## EXERCISE AIM
Which lines of the records contain "yyyy"? Collect every one of them.

## GIVEN INFORMATION
········

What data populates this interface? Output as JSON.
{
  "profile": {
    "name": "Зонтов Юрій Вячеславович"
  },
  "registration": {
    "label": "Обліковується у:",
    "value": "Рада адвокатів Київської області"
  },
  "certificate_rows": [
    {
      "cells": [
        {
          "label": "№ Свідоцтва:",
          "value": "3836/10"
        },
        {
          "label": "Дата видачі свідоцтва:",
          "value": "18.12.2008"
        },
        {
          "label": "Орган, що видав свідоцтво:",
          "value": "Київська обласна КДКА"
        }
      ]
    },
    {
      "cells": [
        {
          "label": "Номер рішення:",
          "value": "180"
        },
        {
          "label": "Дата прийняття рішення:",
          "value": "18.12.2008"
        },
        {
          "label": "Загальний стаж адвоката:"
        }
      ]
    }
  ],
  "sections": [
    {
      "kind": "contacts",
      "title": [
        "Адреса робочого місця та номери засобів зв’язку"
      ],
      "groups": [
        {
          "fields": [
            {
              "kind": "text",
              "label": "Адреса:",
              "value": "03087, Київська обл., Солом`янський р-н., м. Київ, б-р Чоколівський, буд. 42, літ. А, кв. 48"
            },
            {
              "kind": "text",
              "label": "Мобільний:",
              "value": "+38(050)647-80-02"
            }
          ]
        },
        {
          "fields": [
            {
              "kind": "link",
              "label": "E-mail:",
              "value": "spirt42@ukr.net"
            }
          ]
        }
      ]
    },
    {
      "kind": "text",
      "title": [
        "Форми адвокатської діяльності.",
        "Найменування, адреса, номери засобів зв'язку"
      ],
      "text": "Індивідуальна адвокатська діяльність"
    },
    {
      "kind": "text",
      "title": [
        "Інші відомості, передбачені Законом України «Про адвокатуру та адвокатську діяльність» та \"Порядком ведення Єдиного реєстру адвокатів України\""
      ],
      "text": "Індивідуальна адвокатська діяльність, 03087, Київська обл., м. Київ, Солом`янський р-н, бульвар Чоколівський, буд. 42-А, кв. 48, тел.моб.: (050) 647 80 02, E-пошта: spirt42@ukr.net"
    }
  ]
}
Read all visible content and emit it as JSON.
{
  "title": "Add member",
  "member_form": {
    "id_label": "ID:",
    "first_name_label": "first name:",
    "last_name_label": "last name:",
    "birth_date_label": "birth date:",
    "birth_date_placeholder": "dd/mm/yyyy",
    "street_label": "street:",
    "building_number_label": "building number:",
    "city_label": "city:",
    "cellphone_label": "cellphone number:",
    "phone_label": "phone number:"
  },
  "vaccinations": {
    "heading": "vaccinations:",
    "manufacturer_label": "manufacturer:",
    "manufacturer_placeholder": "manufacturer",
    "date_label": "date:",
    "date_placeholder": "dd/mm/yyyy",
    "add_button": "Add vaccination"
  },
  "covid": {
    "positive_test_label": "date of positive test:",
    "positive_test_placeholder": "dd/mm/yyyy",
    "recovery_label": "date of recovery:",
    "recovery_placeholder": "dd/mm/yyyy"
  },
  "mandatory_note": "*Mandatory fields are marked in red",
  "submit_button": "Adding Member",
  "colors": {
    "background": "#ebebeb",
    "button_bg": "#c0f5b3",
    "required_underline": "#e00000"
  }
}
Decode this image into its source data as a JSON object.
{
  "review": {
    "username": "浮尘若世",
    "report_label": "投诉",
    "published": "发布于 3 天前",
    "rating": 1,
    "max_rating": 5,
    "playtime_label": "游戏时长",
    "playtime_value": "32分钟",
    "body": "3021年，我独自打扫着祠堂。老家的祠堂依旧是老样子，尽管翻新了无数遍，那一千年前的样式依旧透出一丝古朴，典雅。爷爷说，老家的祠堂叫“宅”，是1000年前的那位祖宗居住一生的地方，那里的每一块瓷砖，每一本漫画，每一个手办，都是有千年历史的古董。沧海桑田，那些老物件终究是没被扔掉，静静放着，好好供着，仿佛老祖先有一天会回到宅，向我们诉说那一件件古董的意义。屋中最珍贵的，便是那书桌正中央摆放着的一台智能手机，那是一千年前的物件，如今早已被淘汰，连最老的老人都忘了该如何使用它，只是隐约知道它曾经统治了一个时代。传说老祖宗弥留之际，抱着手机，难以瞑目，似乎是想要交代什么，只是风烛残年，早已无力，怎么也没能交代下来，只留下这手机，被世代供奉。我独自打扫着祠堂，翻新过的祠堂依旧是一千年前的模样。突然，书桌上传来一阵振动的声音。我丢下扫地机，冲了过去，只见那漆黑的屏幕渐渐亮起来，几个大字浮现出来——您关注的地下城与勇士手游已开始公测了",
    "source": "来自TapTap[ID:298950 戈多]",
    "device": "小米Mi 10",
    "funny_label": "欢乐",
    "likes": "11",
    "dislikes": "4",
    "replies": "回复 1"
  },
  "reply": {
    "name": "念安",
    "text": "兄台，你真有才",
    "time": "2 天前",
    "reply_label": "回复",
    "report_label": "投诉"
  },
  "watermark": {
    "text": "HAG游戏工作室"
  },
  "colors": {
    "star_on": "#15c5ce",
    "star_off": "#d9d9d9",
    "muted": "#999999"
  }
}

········

## RESPONSE
    "birth_date_placeholder": "dd/mm/yyyy",
    "date_placeholder": "dd/mm/yyyy",
    "positive_test_placeholder": "dd/mm/yyyy",
    "recovery_placeholder": "dd/mm/yyyy"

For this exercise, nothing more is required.